Requirement: Carry none of the pictures over; write out the complete data exactly.
Records provided Start Marker
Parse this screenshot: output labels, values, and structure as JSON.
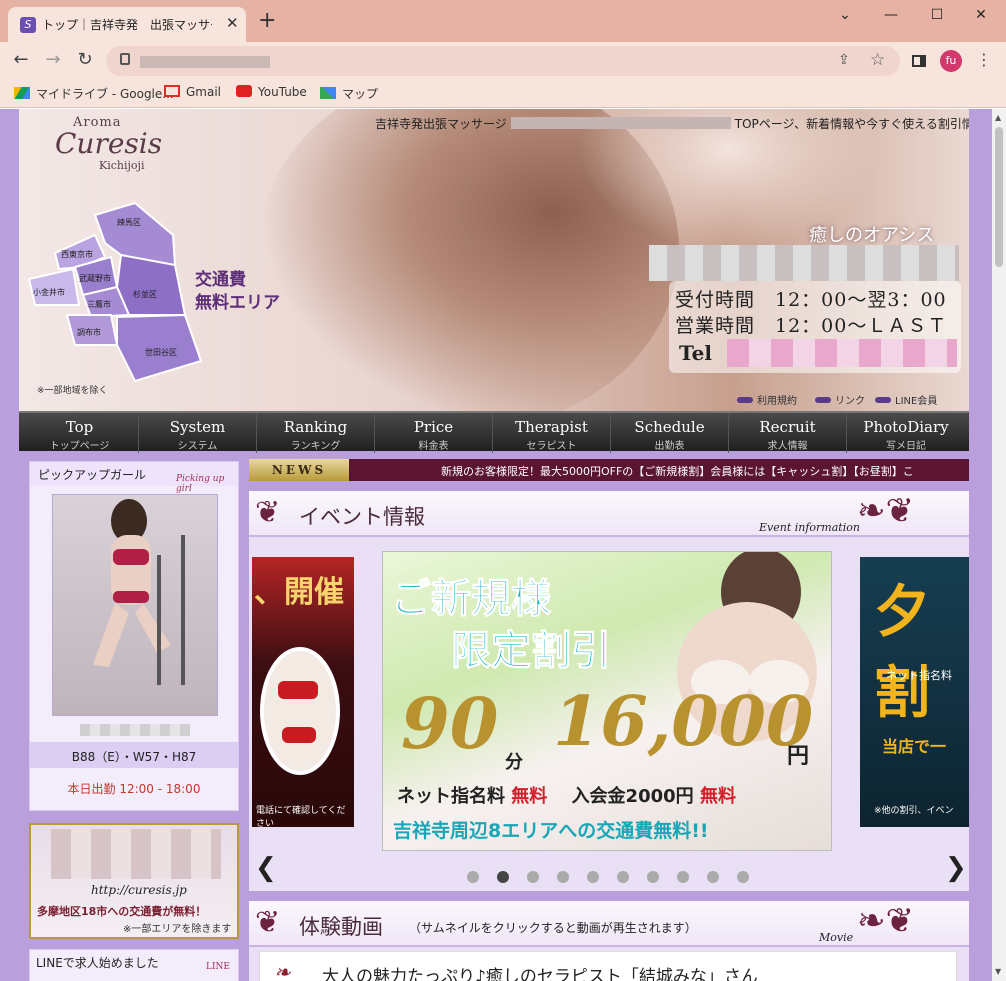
{
  "browser": {
    "tab_title": "トップ｜吉祥寺発　出張マッサージ",
    "bookmarks": [
      "マイドライブ - Google...",
      "Gmail",
      "YouTube",
      "マップ"
    ],
    "profile_initial": "fu",
    "colors": {
      "tabbar": "#e6b2a3",
      "toolbar": "#f7e4dd"
    }
  },
  "header": {
    "logo": {
      "aroma": "Aroma",
      "name": "Curesis",
      "sub": "Kichijoji"
    },
    "tagline_left": "吉祥寺発出張マッサージ",
    "tagline_right": "TOPページ、新着情報や今すぐ使える割引情報",
    "map_areas": [
      "練馬区",
      "西東京市",
      "武蔵野市",
      "小金井市",
      "杉並区",
      "三鷹市",
      "調布市",
      "世田谷区"
    ],
    "map_free_1": "交通費",
    "map_free_2": "無料エリア",
    "map_note": "※一部地域を除く",
    "oasis": "癒しのオアシス",
    "hours_reception": "受付時間　12：00～翌3：00",
    "hours_business": "営業時間　12：00～ＬＡＳＴ",
    "tel_label": "Tel",
    "links": [
      "利用規約",
      "リンク",
      "LINE会員"
    ]
  },
  "nav": [
    {
      "en": "Top",
      "jp": "トップページ"
    },
    {
      "en": "System",
      "jp": "システム"
    },
    {
      "en": "Ranking",
      "jp": "ランキング"
    },
    {
      "en": "Price",
      "jp": "料金表"
    },
    {
      "en": "Therapist",
      "jp": "セラピスト"
    },
    {
      "en": "Schedule",
      "jp": "出勤表"
    },
    {
      "en": "Recruit",
      "jp": "求人情報"
    },
    {
      "en": "PhotoDiary",
      "jp": "写メ日記"
    }
  ],
  "pickup": {
    "title": "ピックアップガール",
    "sub": "Picking up girl",
    "measurements": "B88（E）・W57・H87",
    "work": "本日出勤 12:00 - 18:00"
  },
  "banner2": {
    "url": "http://curesis.jp",
    "line1": "多摩地区18市への交通費が無料！",
    "line2": "※一部エリアを除きます"
  },
  "linebox": {
    "title": "LINEで求人始めました",
    "sub": "LINE"
  },
  "news": {
    "label": "NEWS",
    "text": "新規のお客様限定！最大5000円OFFの【ご新規様割】会員様には【キャッシュ割】【お昼割】こ"
  },
  "event": {
    "title": "イベント情報",
    "sub": "Event information",
    "slide_left_title": "、開催",
    "slide_left_bottom": "電話にて確認してください",
    "main": {
      "headline1": "ご新規様",
      "headline2": "限定割引",
      "minutes": "90",
      "minutes_unit": "分",
      "price": "16,000",
      "price_unit": "円",
      "fee_line_a": "ネット指名料",
      "fee_line_b": "無料",
      "fee_line_c": "入会金2000円",
      "fee_line_d": "無料",
      "area_line": "吉祥寺周辺8エリアへの交通費無料!!"
    },
    "slide_right_title": "夕割",
    "slide_right_sub": "ネット指名料",
    "slide_right_mid": "当店で一",
    "slide_right_bottom": "※他の割引、イベン",
    "prev": "❮",
    "next": "❯",
    "dots_total": 10,
    "dots_active": 2
  },
  "video": {
    "title": "体験動画",
    "note": "（サムネイルをクリックすると動画が再生されます）",
    "sub": "Movie",
    "item": "大人の魅力たっぷり♪癒しのセラピスト「結城みな」さん"
  }
}
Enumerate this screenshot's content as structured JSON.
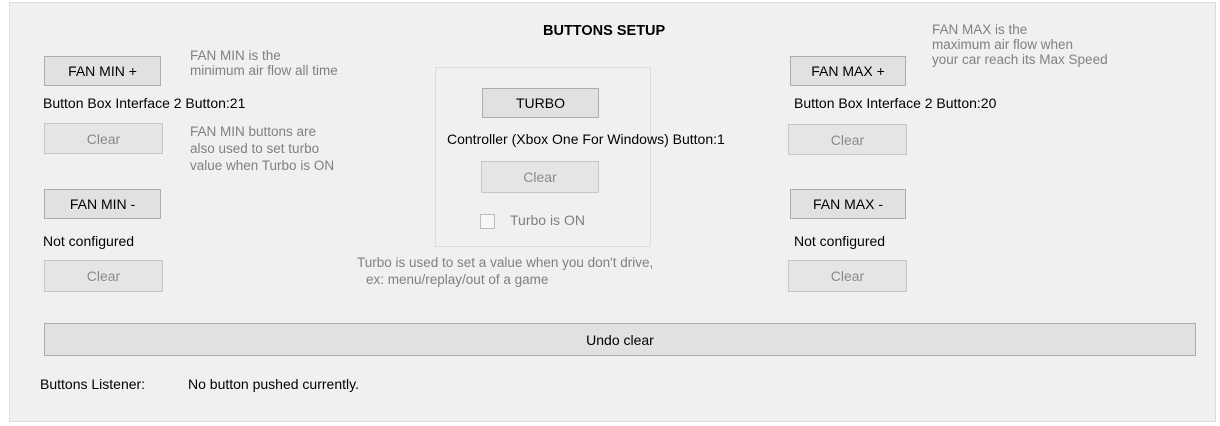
{
  "title": "BUTTONS SETUP",
  "fan_min_plus": {
    "button_label": "FAN MIN +",
    "description": [
      "FAN MIN is the",
      "minimum air flow all time"
    ],
    "binding": "Button Box Interface 2 Button:21",
    "clear_label": "Clear",
    "turbo_note": [
      "FAN MIN buttons are",
      "also used to set turbo",
      "value when Turbo is ON"
    ]
  },
  "fan_min_minus": {
    "button_label": "FAN MIN -",
    "binding": "Not configured",
    "clear_label": "Clear"
  },
  "turbo": {
    "button_label": "TURBO",
    "binding": "Controller (Xbox One For Windows) Button:1",
    "clear_label": "Clear",
    "checkbox_label": "Turbo is ON",
    "checkbox_checked": false,
    "note": [
      "Turbo is used to set a value when you don't drive,",
      "ex: menu/replay/out of a game"
    ]
  },
  "fan_max_plus": {
    "button_label": "FAN MAX +",
    "description": [
      "FAN MAX is the",
      "maximum air flow when",
      "your car reach its Max Speed"
    ],
    "binding": "Button Box Interface 2 Button:20",
    "clear_label": "Clear"
  },
  "fan_max_minus": {
    "button_label": "FAN MAX -",
    "binding": "Not configured",
    "clear_label": "Clear"
  },
  "undo_label": "Undo clear",
  "listener": {
    "label": "Buttons Listener:",
    "status": "No button pushed currently."
  }
}
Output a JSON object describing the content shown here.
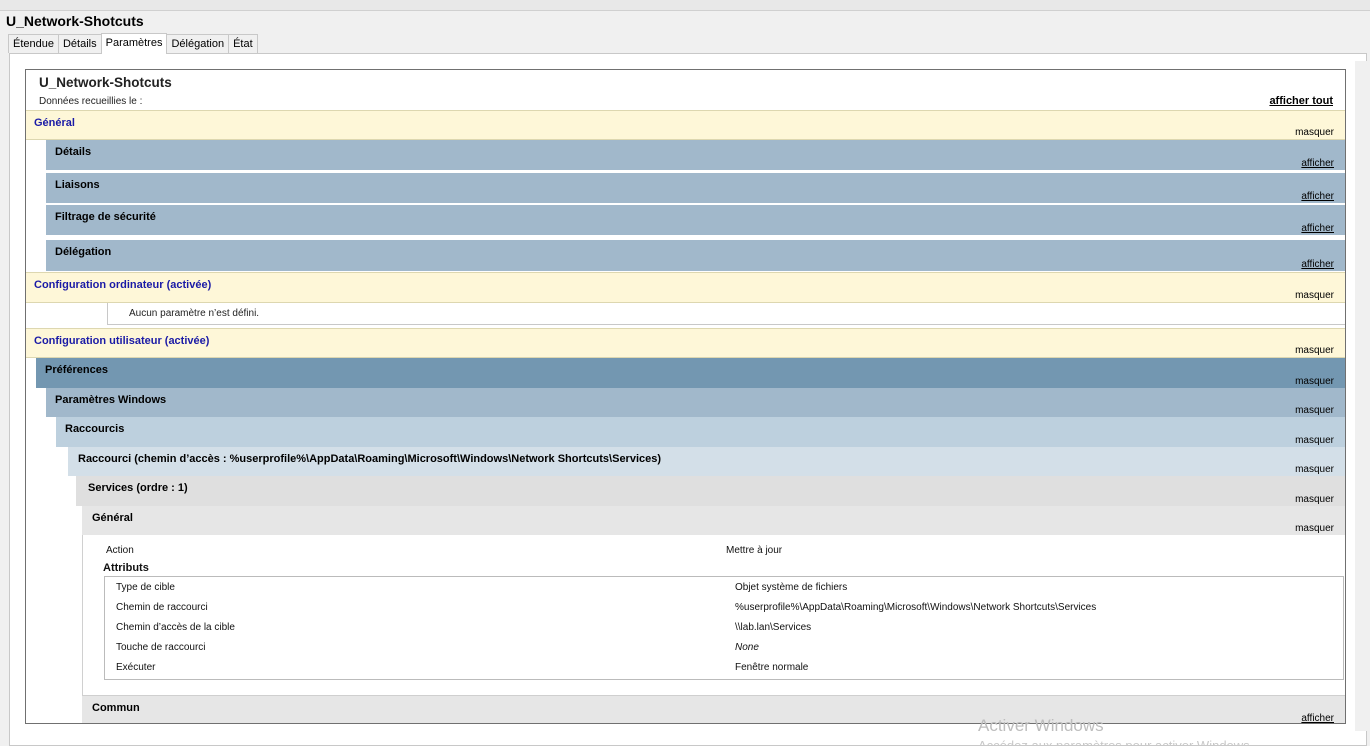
{
  "window": {
    "title": "U_Network-Shotcuts"
  },
  "tabs": [
    {
      "label": "Étendue"
    },
    {
      "label": "Détails"
    },
    {
      "label": "Paramètres",
      "active": true
    },
    {
      "label": "Délégation"
    },
    {
      "label": "État"
    }
  ],
  "report": {
    "title": "U_Network-Shotcuts",
    "subtitle": "Données recueillies le :",
    "show_all": "afficher tout"
  },
  "labels": {
    "hide": "masquer",
    "show": "afficher"
  },
  "sections": {
    "general": "Général",
    "details": "Détails",
    "links": "Liaisons",
    "security": "Filtrage de sécurité",
    "delegation": "Délégation",
    "computer_config": "Configuration ordinateur (activée)",
    "no_settings": "Aucun paramètre n’est défini.",
    "user_config": "Configuration utilisateur (activée)",
    "preferences": "Préférences",
    "windows_settings": "Paramètres Windows",
    "shortcuts": "Raccourcis",
    "shortcut_path": "Raccourci (chemin d’accès : %userprofile%\\AppData\\Roaming\\Microsoft\\Windows\\Network Shortcuts\\Services)",
    "services": "Services (ordre : 1)",
    "general2": "Général",
    "common": "Commun"
  },
  "action": {
    "label": "Action",
    "value": "Mettre à jour"
  },
  "attributes": {
    "heading": "Attributs",
    "rows": [
      {
        "label": "Type de cible",
        "value": "Objet système de fichiers"
      },
      {
        "label": "Chemin de raccourci",
        "value": "%userprofile%\\AppData\\Roaming\\Microsoft\\Windows\\Network Shortcuts\\Services"
      },
      {
        "label": "Chemin d’accès de la cible",
        "value": "\\\\lab.lan\\Services"
      },
      {
        "label": "Touche de raccourci",
        "value": "None"
      },
      {
        "label": "Exécuter",
        "value": "Fenêtre normale"
      }
    ]
  },
  "watermark": {
    "line1": "Activer Windows",
    "line2": "Accédez aux paramètres pour activer Windows."
  }
}
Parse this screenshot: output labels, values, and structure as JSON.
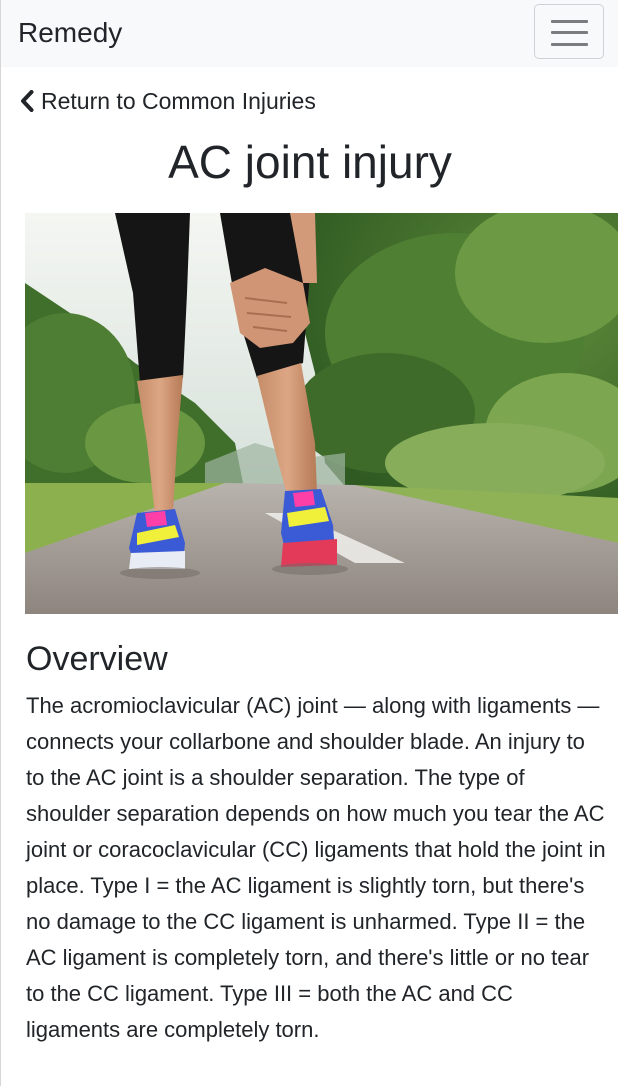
{
  "navbar": {
    "brand": "Remedy",
    "toggler_icon": "hamburger-menu-icon"
  },
  "back_link": {
    "icon": "chevron-left-icon",
    "label": "Return to Common Injuries"
  },
  "page": {
    "title": "AC joint injury"
  },
  "hero": {
    "alt": "Runner on a road holding her knee"
  },
  "overview": {
    "heading": "Overview",
    "body": "The acromioclavicular (AC) joint — along with ligaments — connects your collarbone and shoulder blade. An injury to to the AC joint is a shoulder separation. The type of shoulder separation depends on how much you tear the AC joint or coracoclavicular (CC) ligaments that hold the joint in place. Type I = the AC ligament is slightly torn, but there's no damage to the CC ligament is unharmed. Type II = the AC ligament is completely torn, and there's little or no tear to the CC ligament. Type III = both the AC and CC ligaments are completely torn."
  },
  "colors": {
    "navbar_bg": "#f8f9fa",
    "text": "#212529"
  }
}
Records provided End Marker
Written reply:
Parse this screenshot: output labels, values, and structure as JSON.
{
  "browser": {
    "tab_title": "トップ｜吉祥寺発　出張マッサージ",
    "bookmarks": [
      "マイドライブ - Google...",
      "Gmail",
      "YouTube",
      "マップ"
    ],
    "profile_initial": "fu",
    "colors": {
      "tabbar": "#e6b2a3",
      "toolbar": "#f7e4dd"
    }
  },
  "header": {
    "logo": {
      "aroma": "Aroma",
      "name": "Curesis",
      "sub": "Kichijoji"
    },
    "tagline_left": "吉祥寺発出張マッサージ",
    "tagline_right": "TOPページ、新着情報や今すぐ使える割引情報",
    "map_areas": [
      "練馬区",
      "西東京市",
      "武蔵野市",
      "小金井市",
      "杉並区",
      "三鷹市",
      "調布市",
      "世田谷区"
    ],
    "map_free_1": "交通費",
    "map_free_2": "無料エリア",
    "map_note": "※一部地域を除く",
    "oasis": "癒しのオアシス",
    "hours_reception": "受付時間　12：00～翌3：00",
    "hours_business": "営業時間　12：00～ＬＡＳＴ",
    "tel_label": "Tel",
    "links": [
      "利用規約",
      "リンク",
      "LINE会員"
    ]
  },
  "nav": [
    {
      "en": "Top",
      "jp": "トップページ"
    },
    {
      "en": "System",
      "jp": "システム"
    },
    {
      "en": "Ranking",
      "jp": "ランキング"
    },
    {
      "en": "Price",
      "jp": "料金表"
    },
    {
      "en": "Therapist",
      "jp": "セラピスト"
    },
    {
      "en": "Schedule",
      "jp": "出勤表"
    },
    {
      "en": "Recruit",
      "jp": "求人情報"
    },
    {
      "en": "PhotoDiary",
      "jp": "写メ日記"
    }
  ],
  "pickup": {
    "title": "ピックアップガール",
    "sub": "Picking up girl",
    "measurements": "B88（E）・W57・H87",
    "work": "本日出勤 12:00 - 18:00"
  },
  "banner2": {
    "url": "http://curesis.jp",
    "line1": "多摩地区18市への交通費が無料！",
    "line2": "※一部エリアを除きます"
  },
  "linebox": {
    "title": "LINEで求人始めました",
    "sub": "LINE"
  },
  "news": {
    "label": "NEWS",
    "text": "新規のお客様限定！最大5000円OFFの【ご新規様割】会員様には【キャッシュ割】【お昼割】こ"
  },
  "event": {
    "title": "イベント情報",
    "sub": "Event information",
    "slide_left_title": "、開催",
    "slide_left_bottom": "電話にて確認してください",
    "main": {
      "headline1": "ご新規様",
      "headline2": "限定割引",
      "minutes": "90",
      "minutes_unit": "分",
      "price": "16,000",
      "price_unit": "円",
      "fee_line_a": "ネット指名料",
      "fee_line_b": "無料",
      "fee_line_c": "入会金2000円",
      "fee_line_d": "無料",
      "area_line": "吉祥寺周辺8エリアへの交通費無料!!"
    },
    "slide_right_title": "夕割",
    "slide_right_sub": "ネット指名料",
    "slide_right_mid": "当店で一",
    "slide_right_bottom": "※他の割引、イベン",
    "prev": "❮",
    "next": "❯",
    "dots_total": 10,
    "dots_active": 2
  },
  "video": {
    "title": "体験動画",
    "note": "（サムネイルをクリックすると動画が再生されます）",
    "sub": "Movie",
    "item": "大人の魅力たっぷり♪癒しのセラピスト「結城みな」さん"
  }
}
Enumerate this screenshot's content as structured JSON.
{
  "title": "BUTTONS SETUP",
  "fan_min_plus": {
    "button_label": "FAN MIN +",
    "description": [
      "FAN MIN is the",
      "minimum air flow all time"
    ],
    "binding": "Button Box Interface 2 Button:21",
    "clear_label": "Clear",
    "turbo_note": [
      "FAN MIN buttons are",
      "also used to set turbo",
      "value when Turbo is ON"
    ]
  },
  "fan_min_minus": {
    "button_label": "FAN MIN -",
    "binding": "Not configured",
    "clear_label": "Clear"
  },
  "turbo": {
    "button_label": "TURBO",
    "binding": "Controller (Xbox One For Windows) Button:1",
    "clear_label": "Clear",
    "checkbox_label": "Turbo is ON",
    "checkbox_checked": false,
    "note": [
      "Turbo is used to set a value when you don't drive,",
      "ex: menu/replay/out of a game"
    ]
  },
  "fan_max_plus": {
    "button_label": "FAN MAX +",
    "description": [
      "FAN MAX is the",
      "maximum air flow when",
      "your car reach its Max Speed"
    ],
    "binding": "Button Box Interface 2 Button:20",
    "clear_label": "Clear"
  },
  "fan_max_minus": {
    "button_label": "FAN MAX -",
    "binding": "Not configured",
    "clear_label": "Clear"
  },
  "undo_label": "Undo clear",
  "listener": {
    "label": "Buttons Listener:",
    "status": "No button pushed currently."
  }
}
Output a JSON object describing the content shown here.
{
  "window": {
    "title": "U_Network-Shotcuts"
  },
  "tabs": [
    {
      "label": "Étendue"
    },
    {
      "label": "Détails"
    },
    {
      "label": "Paramètres",
      "active": true
    },
    {
      "label": "Délégation"
    },
    {
      "label": "État"
    }
  ],
  "report": {
    "title": "U_Network-Shotcuts",
    "subtitle": "Données recueillies le :",
    "show_all": "afficher tout"
  },
  "labels": {
    "hide": "masquer",
    "show": "afficher"
  },
  "sections": {
    "general": "Général",
    "details": "Détails",
    "links": "Liaisons",
    "security": "Filtrage de sécurité",
    "delegation": "Délégation",
    "computer_config": "Configuration ordinateur (activée)",
    "no_settings": "Aucun paramètre n’est défini.",
    "user_config": "Configuration utilisateur (activée)",
    "preferences": "Préférences",
    "windows_settings": "Paramètres Windows",
    "shortcuts": "Raccourcis",
    "shortcut_path": "Raccourci (chemin d’accès : %userprofile%\\AppData\\Roaming\\Microsoft\\Windows\\Network Shortcuts\\Services)",
    "services": "Services (ordre : 1)",
    "general2": "Général",
    "common": "Commun"
  },
  "action": {
    "label": "Action",
    "value": "Mettre à jour"
  },
  "attributes": {
    "heading": "Attributs",
    "rows": [
      {
        "label": "Type de cible",
        "value": "Objet système de fichiers"
      },
      {
        "label": "Chemin de raccourci",
        "value": "%userprofile%\\AppData\\Roaming\\Microsoft\\Windows\\Network Shortcuts\\Services"
      },
      {
        "label": "Chemin d’accès de la cible",
        "value": "\\\\lab.lan\\Services"
      },
      {
        "label": "Touche de raccourci",
        "value": "None"
      },
      {
        "label": "Exécuter",
        "value": "Fenêtre normale"
      }
    ]
  },
  "watermark": {
    "line1": "Activer Windows",
    "line2": "Accédez aux paramètres pour activer Windows."
  }
}
Parse this screenshot: output labels, values, and structure as JSON.
{
  "navbar": {
    "brand": "Remedy",
    "toggler_icon": "hamburger-menu-icon"
  },
  "back_link": {
    "icon": "chevron-left-icon",
    "label": "Return to Common Injuries"
  },
  "page": {
    "title": "AC joint injury"
  },
  "hero": {
    "alt": "Runner on a road holding her knee"
  },
  "overview": {
    "heading": "Overview",
    "body": "The acromioclavicular (AC) joint — along with ligaments — connects your collarbone and shoulder blade. An injury to to the AC joint is a shoulder separation. The type of shoulder separation depends on how much you tear the AC joint or coracoclavicular (CC) ligaments that hold the joint in place. Type I = the AC ligament is slightly torn, but there's no damage to the CC ligament is unharmed. Type II = the AC ligament is completely torn, and there's little or no tear to the CC ligament. Type III = both the AC and CC ligaments are completely torn."
  },
  "colors": {
    "navbar_bg": "#f8f9fa",
    "text": "#212529"
  }
}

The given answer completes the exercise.